Rather than moving for setoff, Steady moved the trial court to deem the judgment against him satisfied because Kern was paid underinsured motorist benefits by his insurer. Despite this difference, the principle remains the same. When an insurer compensates its insured due to a third party tortfeasor being underinsured, the third party tortfeasor's liability is not reduced. Rather, Indiana Code section 27–7–5–6(a) provides that the insurer may enforce its insured's right of recovery against the third-party tortfeasor, either in its own name or in the name of its insured, and that the insurer shall then be subrogated to the proceeds of any settlement or judgment that results.2 To allow a judgment entered against the third-party tortfeasor to be deemed satisfied due to the insurer's underinsured motorist payment to its insured would undermine the purpose of this statute. Thus, we conclude that when a judgment is entered against a third-party tortfeasor, said judgment is not satisfied when the plaintiff's insurer compensates the plaintiff due to the third-party tortfeasor's being underinsured. Steady is not entitled to benefit from Kern's carefulness and assiduousness in obtaining underinsured motorist insurance coverage. The trial court therefore erred in deeming the judgment against Steady satisfied.3

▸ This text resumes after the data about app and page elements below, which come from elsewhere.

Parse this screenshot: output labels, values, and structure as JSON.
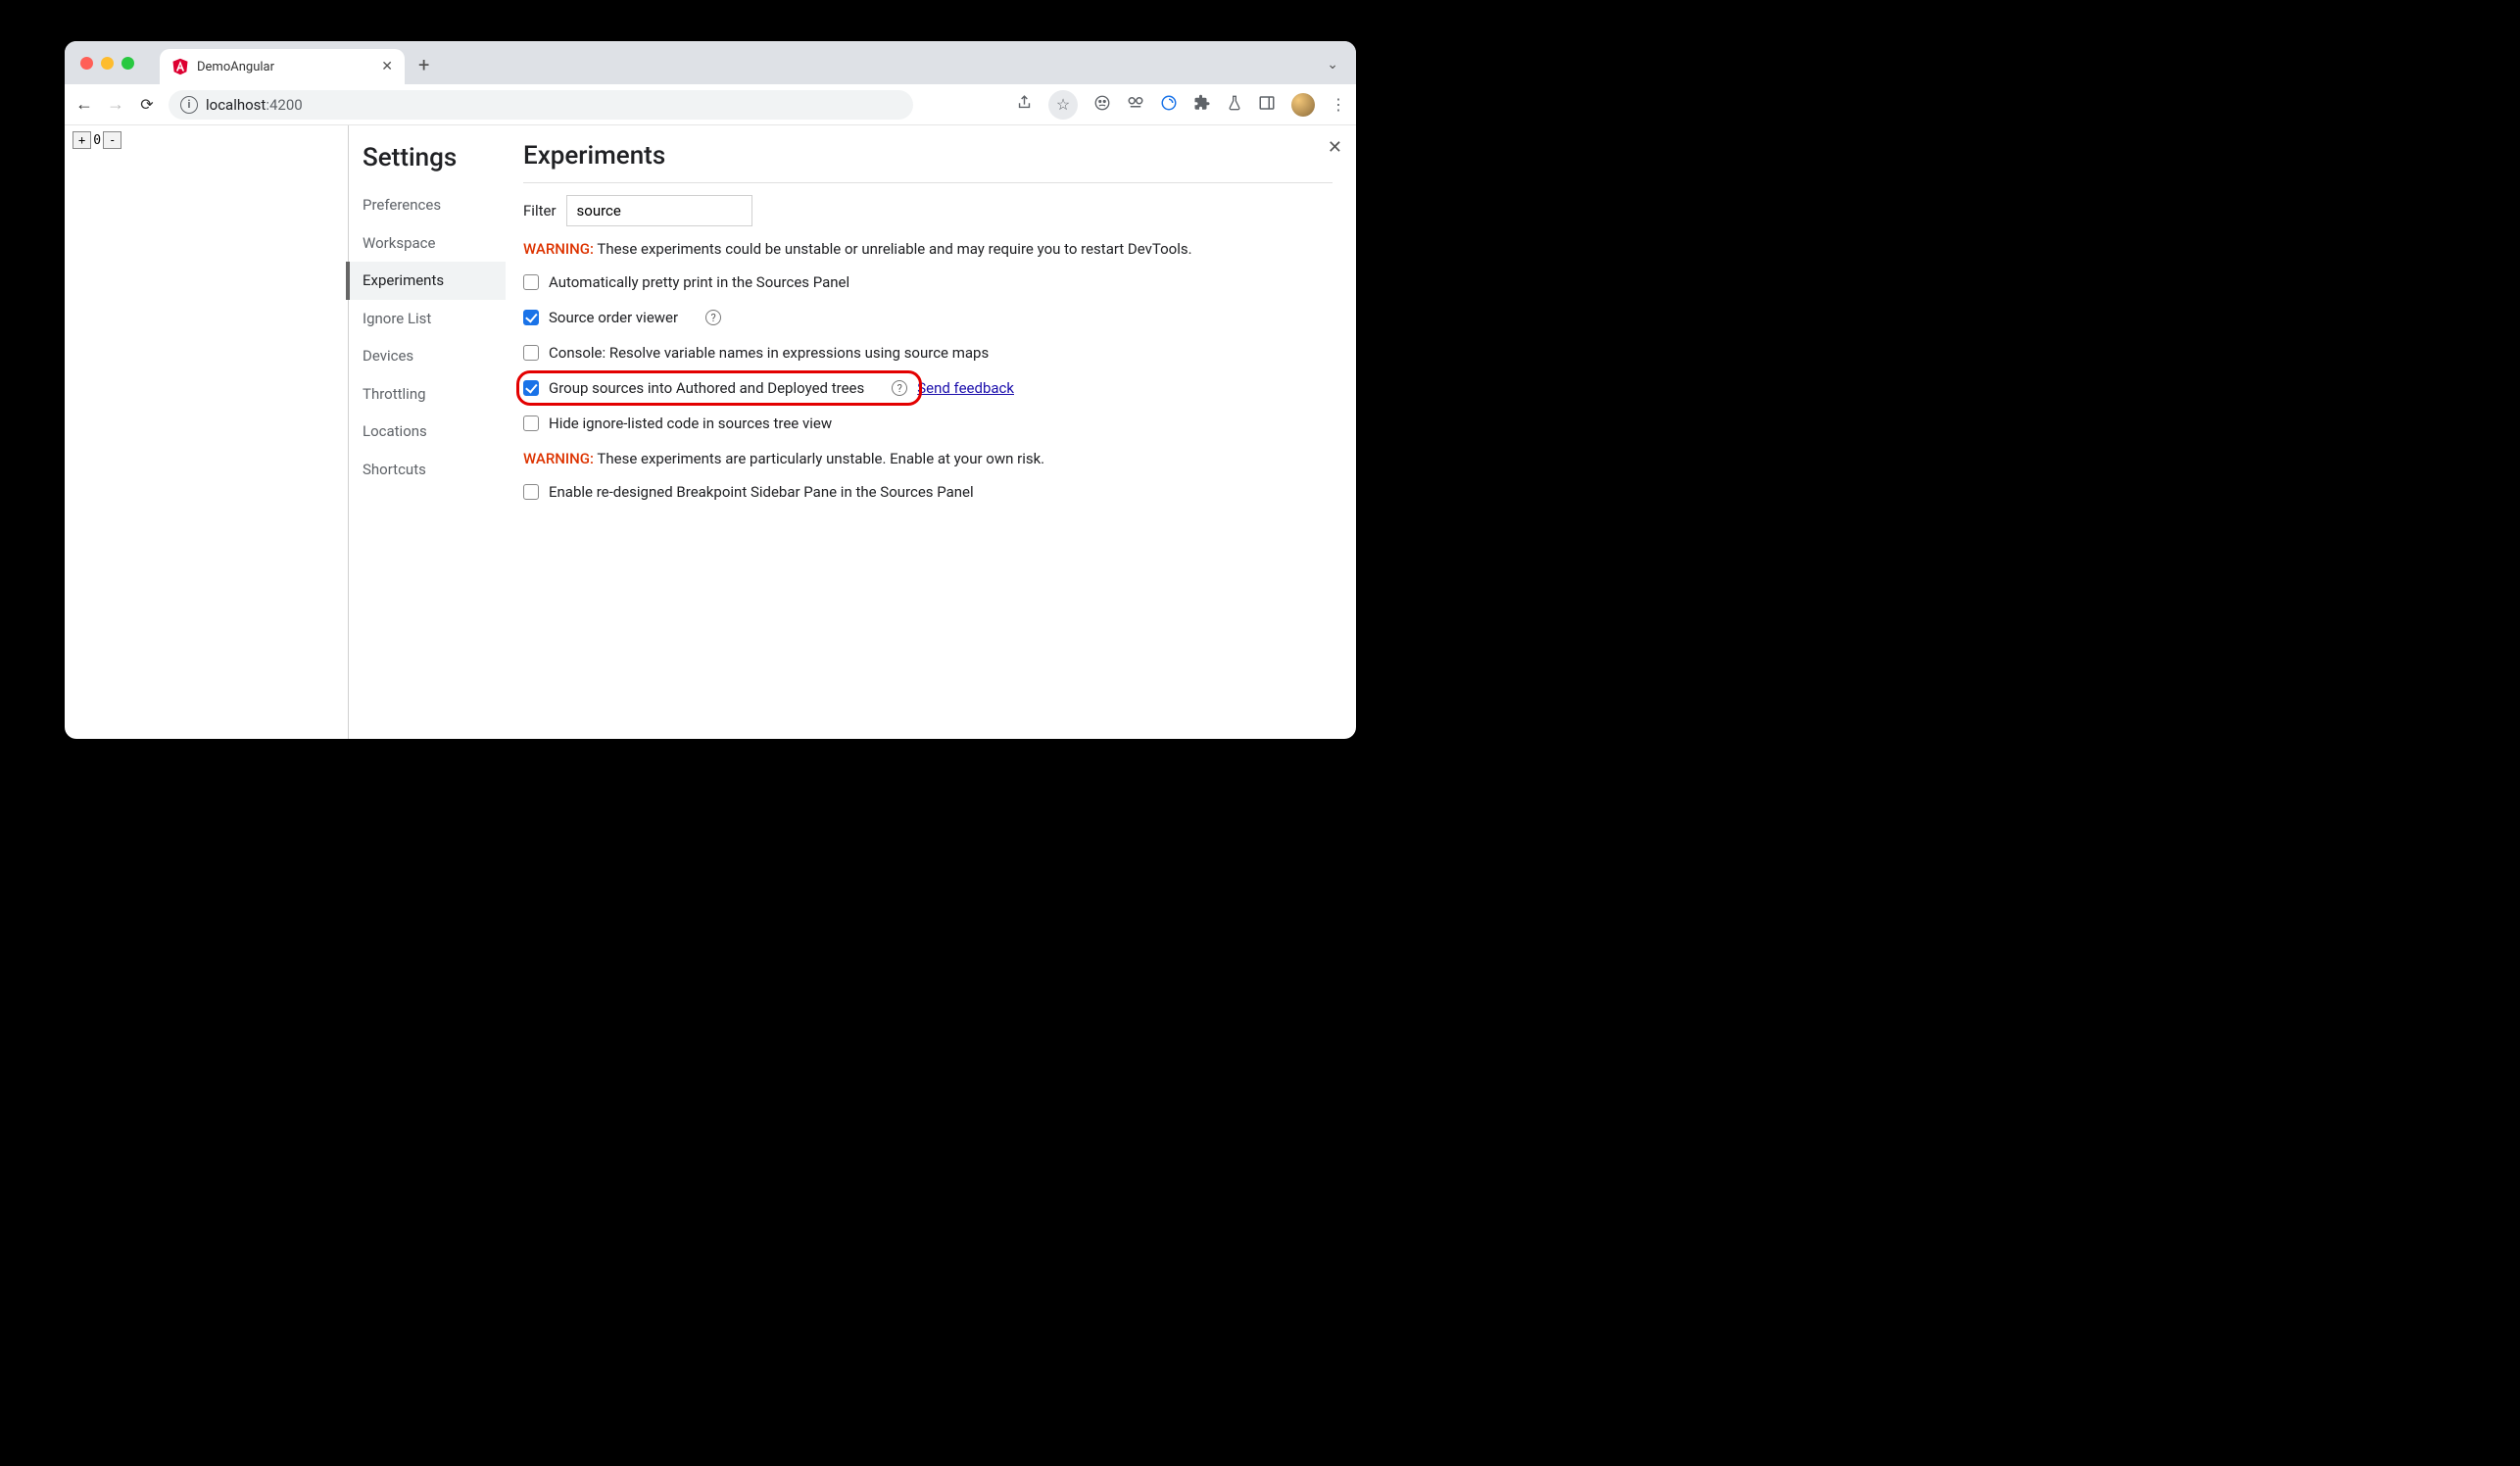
{
  "tab": {
    "title": "DemoAngular"
  },
  "address": {
    "host": "localhost",
    "port": ":4200"
  },
  "page_left": {
    "btn_plus": "+",
    "value": "0",
    "btn_minus": "-"
  },
  "settings": {
    "title": "Settings",
    "nav": {
      "preferences": "Preferences",
      "workspace": "Workspace",
      "experiments": "Experiments",
      "ignore_list": "Ignore List",
      "devices": "Devices",
      "throttling": "Throttling",
      "locations": "Locations",
      "shortcuts": "Shortcuts"
    }
  },
  "panel": {
    "title": "Experiments",
    "filter_label": "Filter",
    "filter_value": "source",
    "warning1_prefix": "WARNING:",
    "warning1_text": " These experiments could be unstable or unreliable and may require you to restart DevTools.",
    "warning2_prefix": "WARNING:",
    "warning2_text": " These experiments are particularly unstable. Enable at your own risk.",
    "feedback": "Send feedback",
    "experiments": {
      "auto_pretty": "Automatically pretty print in the Sources Panel",
      "source_order": "Source order viewer",
      "console_resolve": "Console: Resolve variable names in expressions using source maps",
      "group_sources": "Group sources into Authored and Deployed trees",
      "hide_ignore": "Hide ignore-listed code in sources tree view",
      "breakpoint_sidebar": "Enable re-designed Breakpoint Sidebar Pane in the Sources Panel"
    }
  }
}
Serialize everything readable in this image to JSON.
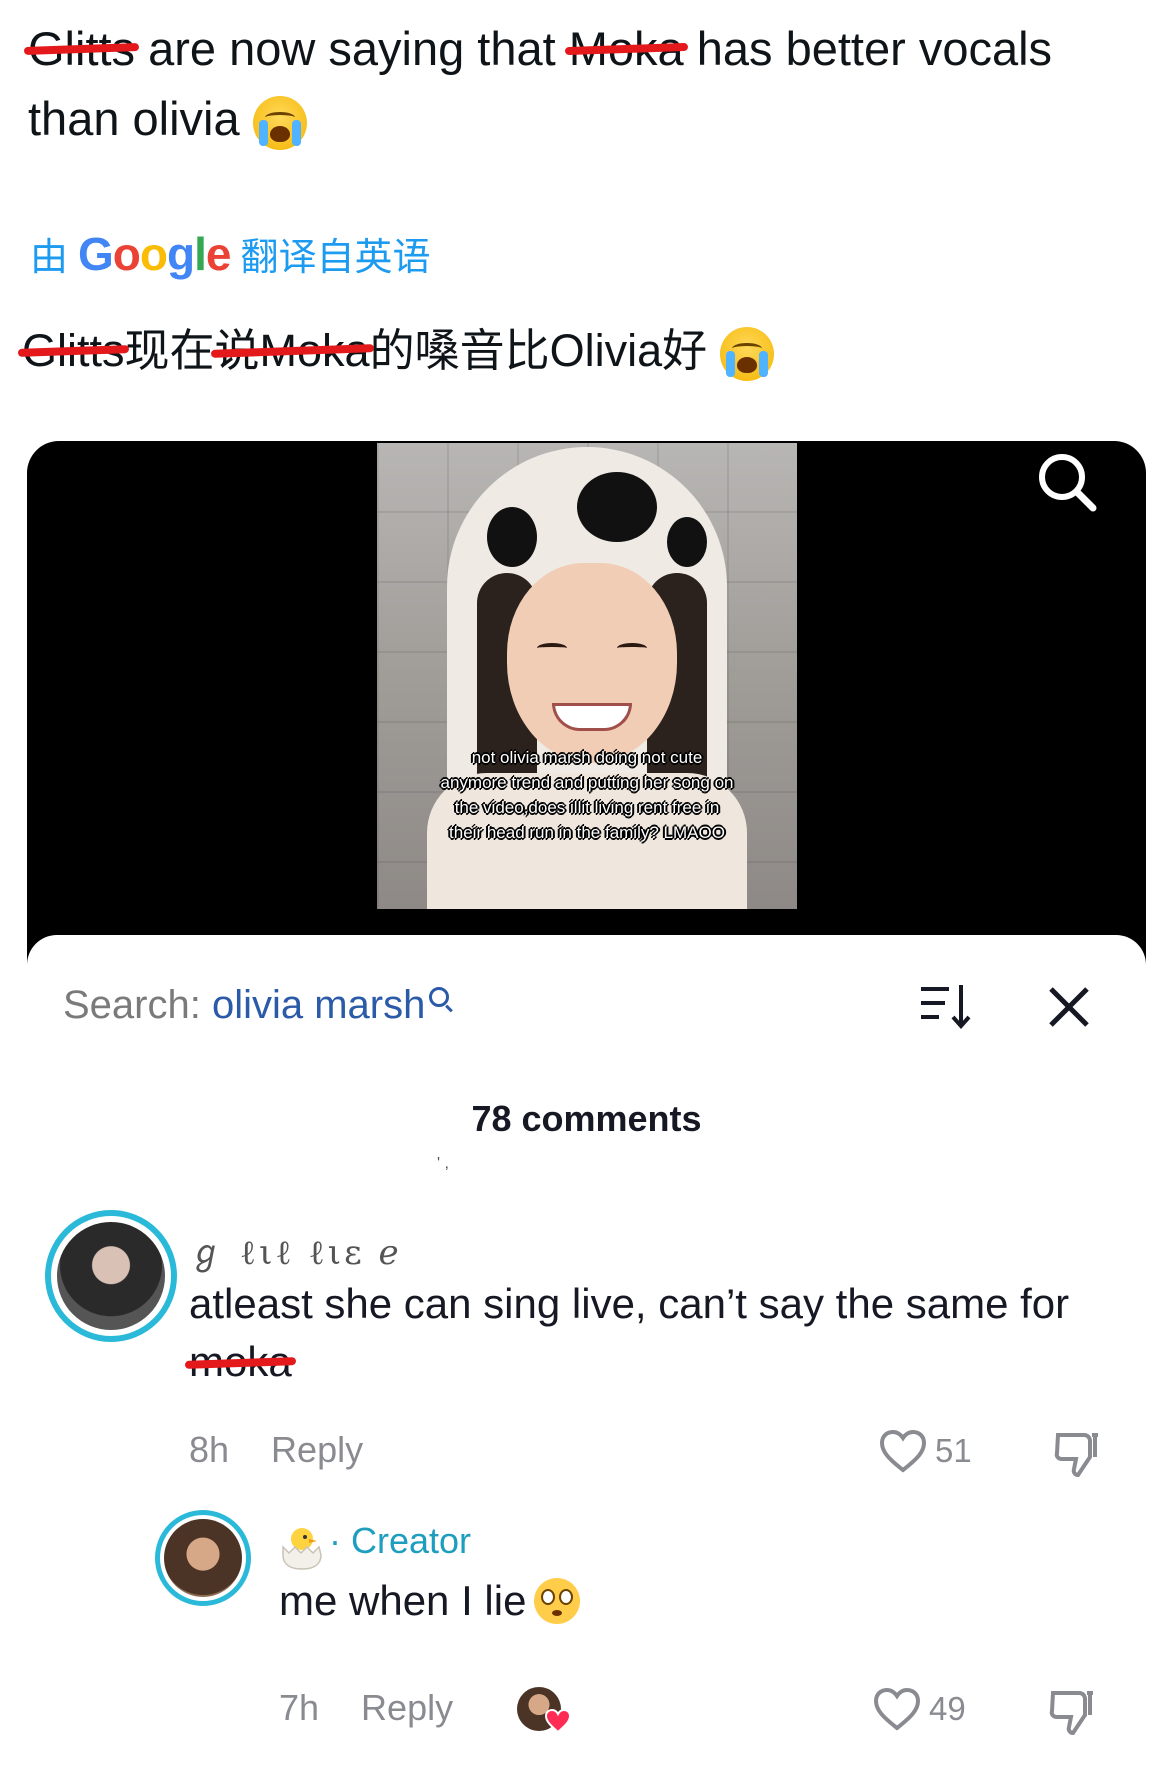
{
  "tweet": {
    "word1": "Glitts",
    "part1": " are now saying that ",
    "word2": "Moka",
    "part2": " has better vocals than olivia"
  },
  "translation": {
    "prefix": "由",
    "brand": "Google",
    "suffix": "翻译自英语",
    "word1": "Glitts",
    "part1": "现在",
    "word2": "说Moka",
    "part2": "的嗓音比Olivia好"
  },
  "video": {
    "caption": "not olivia marsh doing not cute anymore trend and putting her song on the video,does illit living rent free in their head run in the family? LMAOO"
  },
  "comments_panel": {
    "search_label": "Search: ",
    "search_term": "olivia marsh",
    "count_label": "78 comments",
    "comment": {
      "username": "ℊ ℓιℓ ℓιε ℯ",
      "text_part1": "atleast she can sing live, can’t say the same for ",
      "text_struck": "moka",
      "time": "8h",
      "reply_label": "Reply",
      "likes": "51"
    },
    "reply": {
      "badge": "· Creator",
      "text": "me when I lie",
      "time": "7h",
      "reply_label": "Reply",
      "likes": "49"
    }
  },
  "icons": [
    "loudly-crying-emoji",
    "search-icon",
    "sort-icon",
    "close-icon",
    "heart-icon",
    "dislike-icon",
    "hatching-chick-emoji",
    "flushed-face-emoji"
  ],
  "colors": {
    "accent_blue": "#1d9bf0",
    "creator_teal": "#1e9ebf",
    "redaction_red": "#e3191b"
  }
}
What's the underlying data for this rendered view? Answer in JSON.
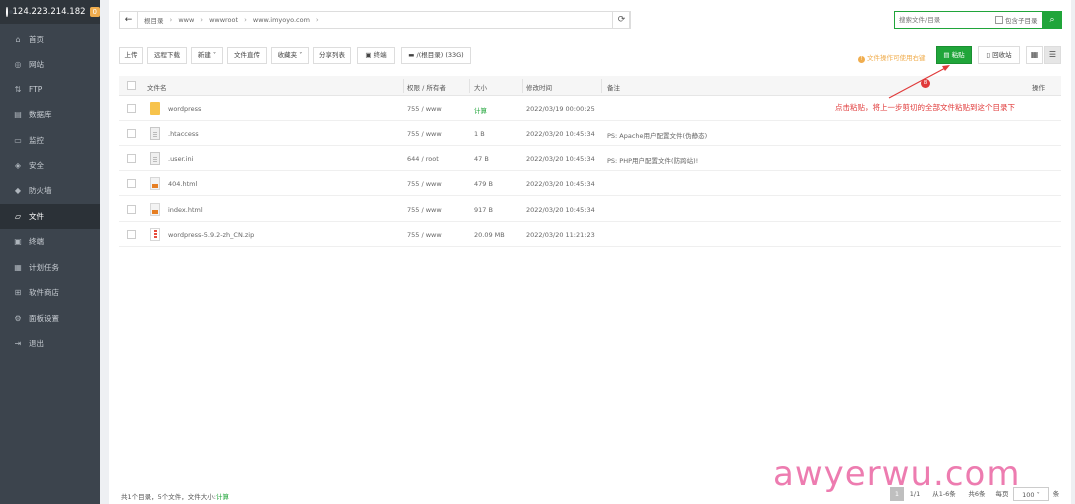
{
  "sidebar": {
    "ip": "124.223.214.182",
    "badge": "0",
    "items": [
      {
        "label": "首页",
        "icon": "home-icon"
      },
      {
        "label": "网站",
        "icon": "globe-icon"
      },
      {
        "label": "FTP",
        "icon": "ftp-icon"
      },
      {
        "label": "数据库",
        "icon": "database-icon"
      },
      {
        "label": "监控",
        "icon": "monitor-icon"
      },
      {
        "label": "安全",
        "icon": "shield-icon"
      },
      {
        "label": "防火墙",
        "icon": "firewall-icon"
      },
      {
        "label": "文件",
        "icon": "folder-icon"
      },
      {
        "label": "终端",
        "icon": "terminal-icon"
      },
      {
        "label": "计划任务",
        "icon": "calendar-icon"
      },
      {
        "label": "软件商店",
        "icon": "store-icon"
      },
      {
        "label": "面板设置",
        "icon": "settings-icon"
      },
      {
        "label": "退出",
        "icon": "logout-icon"
      }
    ],
    "active_index": 7
  },
  "path_bar": {
    "back": "←",
    "parts": [
      "根目录",
      "www",
      "wwwroot",
      "www.imyoyo.com"
    ],
    "sep": "›",
    "refresh": "⟳"
  },
  "search": {
    "placeholder": "搜索文件/目录",
    "subdir_label": "包含子目录",
    "button": "⌕"
  },
  "toolbar": {
    "upload": "上传",
    "remote_download": "远程下载",
    "new": "新建",
    "file_transfer": "文件直传",
    "favorites": "收藏夹",
    "share_list": "分享列表",
    "terminal": "终端",
    "disk": "/(根目录) (33G)",
    "warning": "文件操作可使用右键",
    "paste": "粘贴",
    "recycle": "回收站",
    "grid_view": "▦",
    "list_view": "☰"
  },
  "table": {
    "headers": {
      "name": "文件名",
      "perm": "权限 / 所有者",
      "size": "大小",
      "mtime": "修改时间",
      "note": "备注",
      "ops": "操作"
    },
    "rows": [
      {
        "name": "wordpress",
        "type": "folder",
        "perm": "755 / www",
        "size": "计算",
        "mtime": "2022/03/19 00:00:25",
        "note": ""
      },
      {
        "name": ".htaccess",
        "type": "doc",
        "perm": "755 / www",
        "size": "1 B",
        "mtime": "2022/03/20 10:45:34",
        "note": "PS: Apache用户配置文件(伪静态)"
      },
      {
        "name": ".user.ini",
        "type": "doc",
        "perm": "644 / root",
        "size": "47 B",
        "mtime": "2022/03/20 10:45:34",
        "note": "PS: PHP用户配置文件(防跨站)!"
      },
      {
        "name": "404.html",
        "type": "html",
        "perm": "755 / www",
        "size": "479 B",
        "mtime": "2022/03/20 10:45:34",
        "note": ""
      },
      {
        "name": "index.html",
        "type": "html",
        "perm": "755 / www",
        "size": "917 B",
        "mtime": "2022/03/20 10:45:34",
        "note": ""
      },
      {
        "name": "wordpress-5.9.2-zh_CN.zip",
        "type": "zip",
        "perm": "755 / www",
        "size": "20.09 MB",
        "mtime": "2022/03/20 11:21:23",
        "note": ""
      }
    ]
  },
  "annotation": {
    "number": "8",
    "text": "点击粘贴，将上一步剪切的全部文件粘贴到这个目录下"
  },
  "footer": {
    "summary": "共1个目录，5个文件，文件大小:",
    "calc": "计算",
    "page_current": "1",
    "page_total": "1/1",
    "range": "从1-6条",
    "count": "共6条",
    "per_page_label": "每页",
    "per_page": "100",
    "per_page_unit": "条"
  },
  "watermark": "awyerwu.com",
  "colors": {
    "accent": "#20a53a",
    "sidebar": "#3c444d",
    "annotation": "#e03a3a",
    "warning": "#f0ad4e"
  }
}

The judgment entered against Steady should not have been deemed satisfied due to State Farm's underinsured motorist coverage payment to Kern, and therefore the trial court erred. We reverse and remand to the trial court for further proceedings consistent with this opinion.
Reversed and remanded.
ROBB, Chief Judge.
BAKER, J., and BRADFORD, J., concur.